The ‘Hierarchy of Control’ with regards to industrial hygiene is as follows:

  1. Elimination
  2. Substitution
  3. Containment
  4. Engineering Controls
  5. Procedures
  6. Personal Protective Equipment (PPE)



The most effective form of prevention control is simply to either eliminate the use of the hazardous agent, the process in which it is used, or eliminate hazardous equipment e.g. high noise/vibration. This is not often a practical option.



Substitution of a substance, with either an alternative product or a different form of the same substance, is often a more practicable means of preventing exposure.



Wherever possible, hazardous substances, processes or equipment, which involves risk to health, should be completely enclosed. The person should have no contact with the health hazard. E.g. cargo contained in cargo tank; engine room chemicals contained in dosing systems.


Engineering Controls

Engineering controls involve process design and modification to control exposure e.g. Containment, enclosures, barriers, shields, noise insulation, ventilation systems.

Processes capable of producing exposures to hazardous substances only, are commonly controlled by the provision of mechanical air handling methods, of either one of the two types below or a combination of both.


Local Exhaust Ventilation (LEV)

LEV a mechanical air handling technique whereby potential airborne contaminants are captured near to the source of emission, extracted, and either discharged to a safe area, or air is cleaned and returned to the workplace. It is particularly valuable for situations that involve a point source release of toxic contaminants. An example of a LEV system on-board is in the fabrication workshop. LEV is often used at dry docks in tasks that use hazardous substances inside confined spaces e.g. welding, spray painting inside cargo tanks. Important considerations in the design/set up of LEV are;

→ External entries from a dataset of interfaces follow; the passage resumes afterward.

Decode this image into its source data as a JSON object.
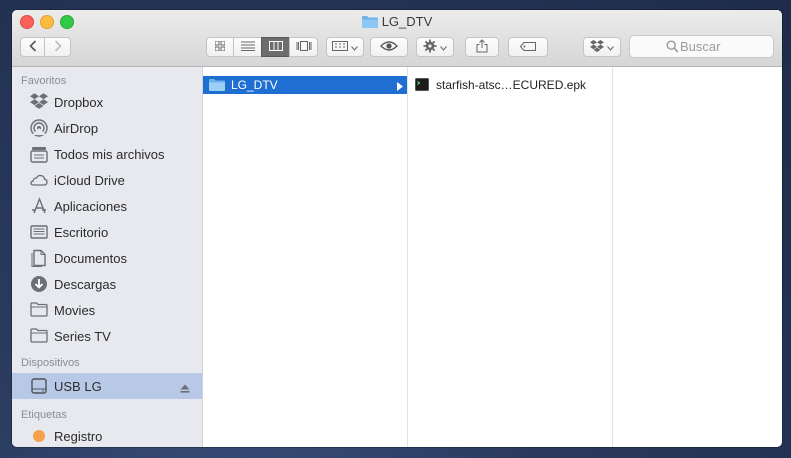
{
  "window": {
    "title": "LG_DTV"
  },
  "toolbar": {
    "search_placeholder": "Buscar",
    "buttons": [
      "back",
      "forward",
      "icon-view",
      "list-view",
      "column-view",
      "cover-flow-view",
      "arrange",
      "quick-look",
      "action",
      "share",
      "tags",
      "dropbox"
    ]
  },
  "sidebar": {
    "sections": [
      {
        "title": "Favoritos",
        "items": [
          {
            "label": "Dropbox",
            "icon": "dropbox-icon"
          },
          {
            "label": "AirDrop",
            "icon": "airdrop-icon"
          },
          {
            "label": "Todos mis archivos",
            "icon": "all-files-icon"
          },
          {
            "label": "iCloud Drive",
            "icon": "cloud-icon"
          },
          {
            "label": "Aplicaciones",
            "icon": "applications-icon"
          },
          {
            "label": "Escritorio",
            "icon": "desktop-icon"
          },
          {
            "label": "Documentos",
            "icon": "documents-icon"
          },
          {
            "label": "Descargas",
            "icon": "downloads-icon"
          },
          {
            "label": "Movies",
            "icon": "folder-icon"
          },
          {
            "label": "Series TV",
            "icon": "folder-icon"
          }
        ]
      },
      {
        "title": "Dispositivos",
        "items": [
          {
            "label": "USB LG",
            "icon": "drive-icon",
            "selected": true
          }
        ]
      },
      {
        "title": "Etiquetas",
        "items": [
          {
            "label": "Registro",
            "icon": "tag-orange-icon"
          }
        ]
      }
    ]
  },
  "columns": [
    {
      "items": [
        {
          "name": "LG_DTV",
          "type": "folder",
          "selected": true
        }
      ]
    },
    {
      "items": [
        {
          "name": "starfish-atsc…ECURED.epk",
          "type": "file"
        }
      ]
    },
    {
      "items": []
    }
  ],
  "colors": {
    "selection": "#1f6fd3",
    "sidebar_bg": "#e7e9ee",
    "sidebar_selected": "#b8c9e7"
  }
}
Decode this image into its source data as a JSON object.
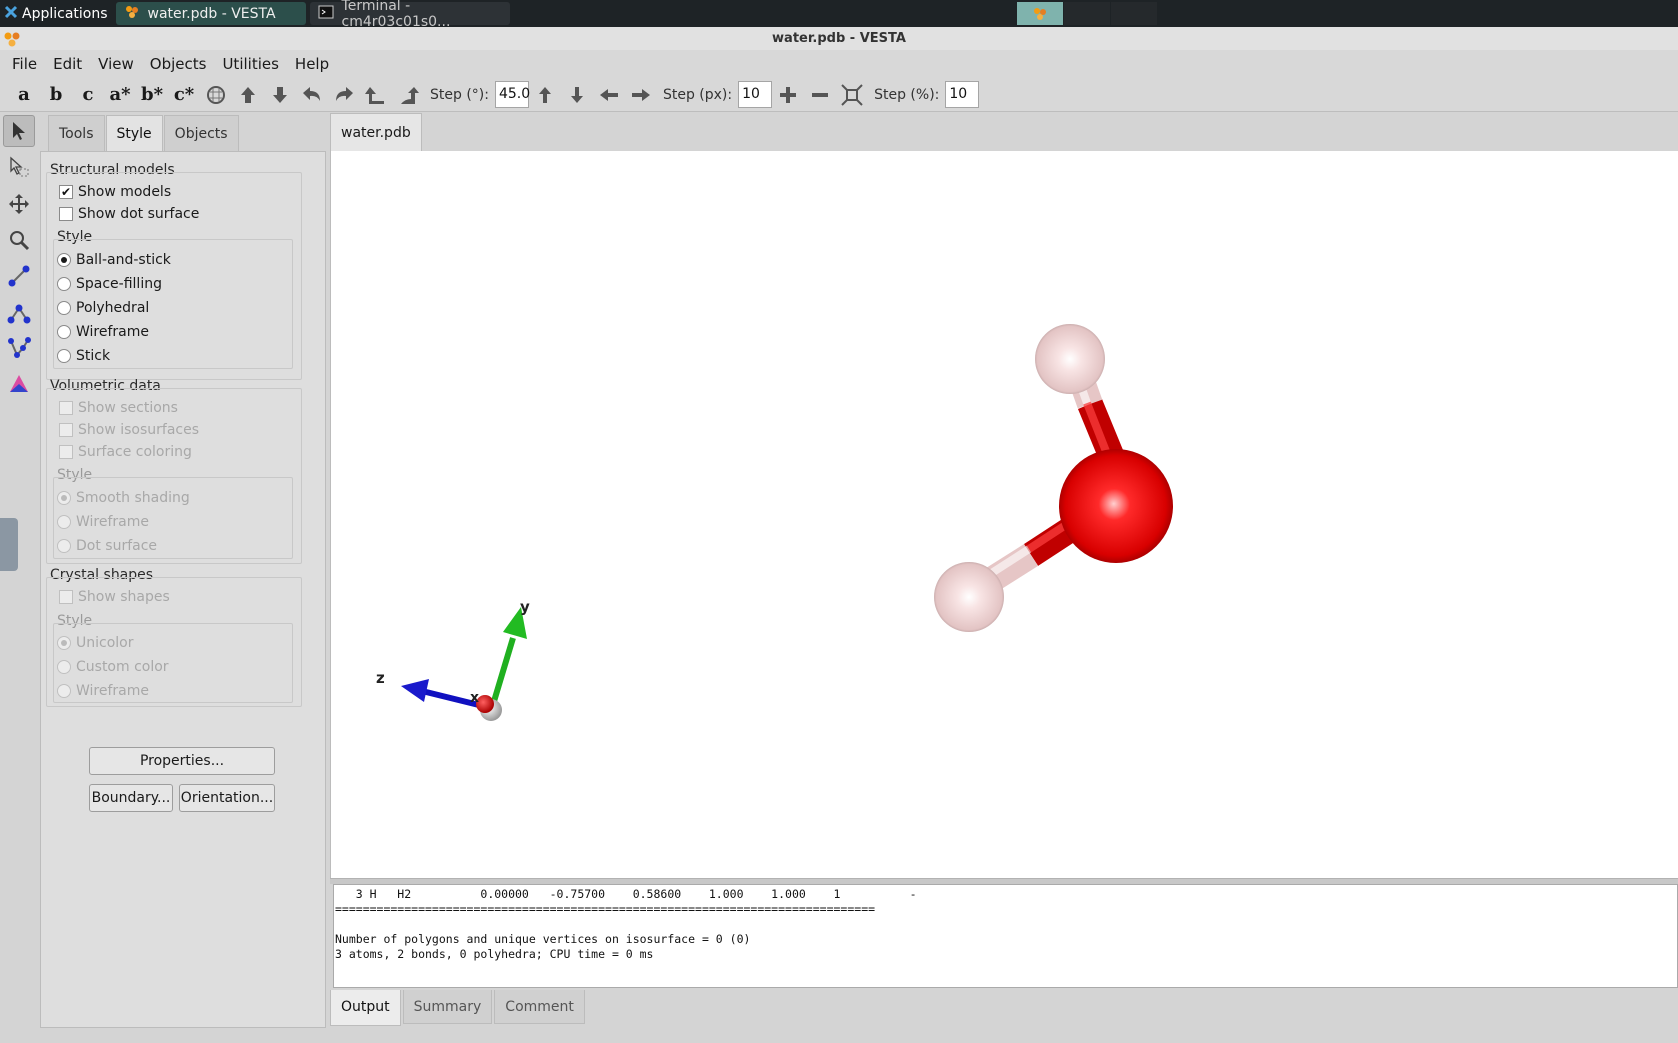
{
  "taskbar": {
    "apps_label": "Applications",
    "tasks": [
      {
        "label": "water.pdb - VESTA",
        "active": true
      },
      {
        "label": "Terminal - cm4r03c01s0...",
        "active": false
      }
    ]
  },
  "window": {
    "title": "water.pdb - VESTA"
  },
  "menu": [
    "File",
    "Edit",
    "View",
    "Objects",
    "Utilities",
    "Help"
  ],
  "toolbar": {
    "axis_buttons": [
      "a",
      "b",
      "c",
      "a*",
      "b*",
      "c*"
    ],
    "step_deg_label": "Step (°):",
    "step_deg_value": "45.0",
    "step_px_label": "Step (px):",
    "step_px_value": "10",
    "step_pct_label": "Step (%):",
    "step_pct_value": "10"
  },
  "panel": {
    "tabs": [
      "Tools",
      "Style",
      "Objects"
    ],
    "active_tab": "Style",
    "structural": {
      "title": "Structural models",
      "show_models": "Show models",
      "show_models_checked": true,
      "show_dot_surface": "Show dot surface",
      "style_title": "Style",
      "styles": [
        "Ball-and-stick",
        "Space-filling",
        "Polyhedral",
        "Wireframe",
        "Stick"
      ],
      "selected_style": "Ball-and-stick"
    },
    "volumetric": {
      "title": "Volumetric data",
      "checks": [
        "Show sections",
        "Show isosurfaces",
        "Surface coloring"
      ],
      "style_title": "Style",
      "styles": [
        "Smooth shading",
        "Wireframe",
        "Dot surface"
      ]
    },
    "crystal": {
      "title": "Crystal shapes",
      "show_shapes": "Show shapes",
      "style_title": "Style",
      "styles": [
        "Unicolor",
        "Custom color",
        "Wireframe"
      ]
    },
    "buttons": {
      "properties": "Properties...",
      "boundary": "Boundary...",
      "orientation": "Orientation..."
    }
  },
  "document_tab": "water.pdb",
  "axes": {
    "x": "x",
    "y": "y",
    "z": "z"
  },
  "colors": {
    "oxygen": "#e00000",
    "hydrogen": "#f2d8d8",
    "x_axis": "#cc0000",
    "y_axis": "#22bb22",
    "z_axis": "#1a1acc"
  },
  "output": {
    "lines": [
      "   3 H   H2          0.00000   -0.75700    0.58600    1.000    1.000    1          -",
      "==============================================================================",
      "",
      "Number of polygons and unique vertices on isosurface = 0 (0)",
      "3 atoms, 2 bonds, 0 polyhedra; CPU time = 0 ms"
    ]
  },
  "output_tabs": [
    "Output",
    "Summary",
    "Comment"
  ],
  "active_output_tab": "Output"
}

  • Size, shape and position of the source
  • Physical nature of the contaminant
  • Speed and direction of the source
  • Rate of generation of the contaminant
  • Nature of the operation
  • Positions and movements of equipment and personnel
  • Local air movements


General / Dilution Ventilation

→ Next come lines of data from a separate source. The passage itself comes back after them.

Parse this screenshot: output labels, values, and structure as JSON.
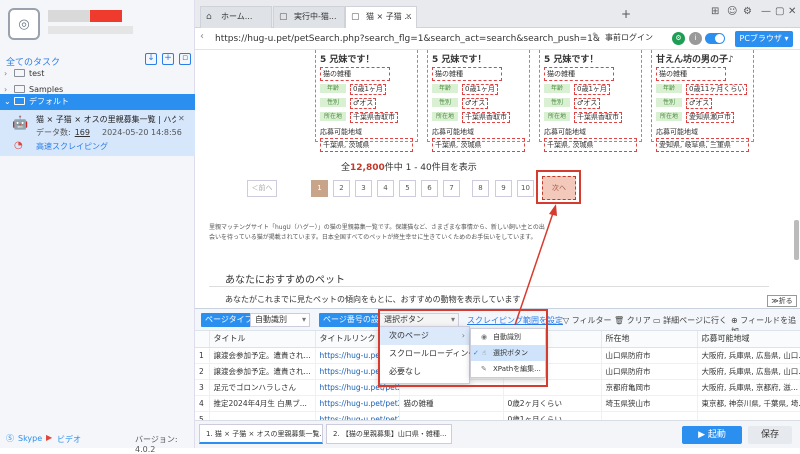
{
  "sidebar": {
    "tasks_title": "全てのタスク",
    "tree": [
      {
        "label": "test"
      },
      {
        "label": "Samples"
      },
      {
        "label": "デフォルト"
      }
    ],
    "task": {
      "name": "猫 × 子猫 × オスの里親募集一覧 | ハグー -...",
      "count_label": "データ数:",
      "count": "169",
      "date": "2024-05-20 14:8:56",
      "mode": "高速スクレイピング"
    },
    "footer": {
      "skype": "Skype",
      "video": "ビデオ",
      "version": "バージョン: 4.0.2"
    }
  },
  "browser": {
    "tabs": [
      {
        "label": "ホーム..."
      },
      {
        "label": "実行中-猫..."
      },
      {
        "label": "猫 × 子猫 ..."
      }
    ],
    "url": "https://hug-u.pet/petSearch.php?search_flg=1&search_act=search&search_push=1&pref_m...",
    "login": "事前ログイン",
    "pc_browser": "PCブラウザ"
  },
  "cards": [
    {
      "title": "5 兄妹です！",
      "sub": "猫の雑種",
      "age": "0歳1ヶ月",
      "sex": "♂オス",
      "loc": "千葉県香取市",
      "ship": "千葉県, 茨城県"
    },
    {
      "title": "5 兄妹です！",
      "sub": "猫の雑種",
      "age": "0歳1ヶ月",
      "sex": "♂オス",
      "loc": "千葉県香取市",
      "ship": "千葉県, 茨城県"
    },
    {
      "title": "5 兄妹です！",
      "sub": "猫の雑種",
      "age": "0歳1ヶ月",
      "sex": "♂オス",
      "loc": "千葉県香取市",
      "ship": "千葉県, 茨城県"
    },
    {
      "title": "甘えん坊の男の子♪",
      "sub": "猫の雑種",
      "age": "0歳11ヶ月くらい",
      "sex": "♂オス",
      "loc": "愛知県瀬戸市",
      "ship": "愛知県, 岐阜県, 三重県"
    }
  ],
  "card_labels": {
    "age": "年齢",
    "sex": "性別",
    "loc": "所在地",
    "ship": "応募可能地域"
  },
  "results": {
    "prefix": "全",
    "total": "12,800",
    "suffix": "件中 1 - 40件目を表示"
  },
  "pagination": {
    "prev": "＜前へ",
    "pages": [
      "1",
      "2",
      "3",
      "4",
      "5",
      "6",
      "7",
      "8",
      "9",
      "10"
    ],
    "next": "次ヘ"
  },
  "description": "里親マッチングサイト「hugU（ハグー）」の猫の里親募集一覧です。保護猫など、さまざまな事情から、新しい飼い主との出会いを待っている猫が掲載されています。日本全国すべてのペットが終生幸せに生きていくためのお手伝いをしています。",
  "recommend": {
    "title": "あなたにおすすめのペット",
    "desc": "あなたがこれまでに見たペットの傾向をもとに、おすすめの動物を表示しています",
    "fold": "≫折る"
  },
  "datapanel": {
    "page_type_label": "ページタイプ",
    "page_type_value": "自動識別",
    "page_num_label": "ページ番号の設定",
    "page_num_value": "選択ボタン",
    "scrape_range": "スクレイピング範囲を設定",
    "filter": "フィルター",
    "clear": "クリア",
    "detail": "詳細ページに行く",
    "add_field": "フィールドを追加",
    "columns": [
      "タイトル",
      "タイトルリンク",
      "",
      "",
      "所在地",
      "応募可能地域"
    ],
    "rows": [
      [
        "1",
        "譲渡会参加予定。遭貴され...",
        "https://hug-u.pet/pet2...",
        "",
        "",
        "山口県防府市",
        "大阪府, 兵庫県, 広島県, 山口..."
      ],
      [
        "2",
        "譲渡会参加予定。遭貴され...",
        "https://hug-u.pet/pet2...",
        "",
        "",
        "山口県防府市",
        "大阪府, 兵庫県, 広島県, 山口..."
      ],
      [
        "3",
        "足元でゴロンハラしさん",
        "https://hug-u.pet/pet2...",
        "",
        "",
        "京都府亀岡市",
        "大阪府, 兵庫県, 京都府, 滋..."
      ],
      [
        "4",
        "推定2024年4月生 白黒ブ...",
        "https://hug-u.pet/pet2405-00...",
        "猫の雑種",
        "0歳2ヶ月くらい",
        "埼玉県狭山市",
        "東京都, 神奈川県, 千葉県, 埼..."
      ],
      [
        "5",
        "",
        "https://hug-u.pet/pet2405-00...",
        "",
        "0歳1ヶ月くらい",
        "",
        ""
      ]
    ]
  },
  "dropdown1": [
    "次のページ",
    "スクロールローディング",
    "必要なし"
  ],
  "dropdown2": [
    "自動識別",
    "選択ボタン",
    "XPathを編集..."
  ],
  "bottom": {
    "tabs": [
      "1. 猫 × 子猫 × オスの里親募集一覧...",
      "2. 【猫の里親募集】山口県・雑種..."
    ],
    "start": "▶ 起動",
    "save": "保存"
  }
}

Dilution ventilation is widely used on-board for the ventilation workspaces such as control rooms, mess rooms, workshops and laboratories. It is not normally suitable for the control of dust, mist of fume or for substances of moderate to high toxicity, or in situations where the rate of generation of contamination is non-uniform or high. General/dilution ventilation is used to:

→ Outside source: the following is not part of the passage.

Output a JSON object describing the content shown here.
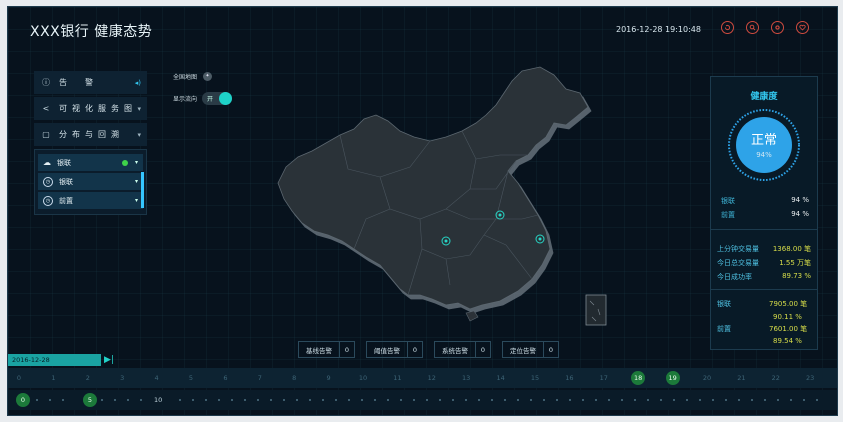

  • Maintain oxygen levels by provision of “fresh” air
  • Reduce CO2 build-up due to expiration or “hot” work in confined space
  • Dilute and remove trace contaminants, such as CO, NO, ozone etc.
  • Remove (or add) heat, to maintain acceptable temperature
  • Assist in controlling humidity
  • Prevent formation of “stagnant air” regions, where localised oxygen depletion or high CO2, CO, NOx etc. concentrations can occur


LEV is used in combination where high hazard contaminants such as welding fume or spray paints are being used.



Hazardous processes / equipment can be segregated from lower risk ones by putting away from areas where lots of people working e.g. far end of workshop, separate room.


Administrative Controls

Administrative controls relate to how the interaction between personnel and the process/operation are organised.

Procedures document the steps to follow to minimise workers exposure including scheduling, good work practices and training to be in place.

Good housekeeping is particularly important where hazardous materials are handled. Clear labelling and appropriate storage are key controls.

Proper preventative maintenance schedules and regular inspection/leak detection of process plant; plus frequent maintenance, examination and testing of engineering controls are important administrative elements.

Other administrative controls include job/worker rotation and work/rest regimes.


Personal Protective Equipment (PPE)

PPE is normally considered to be the last line of defence and only applicable when other measures are insufficient or not practicable in achieving control.

Careful consideration must be given to the choice of the PPE. It is important that the protection is effective and comfortable. Regular maintenance is vital for many types of PPE if effective protection is be obtained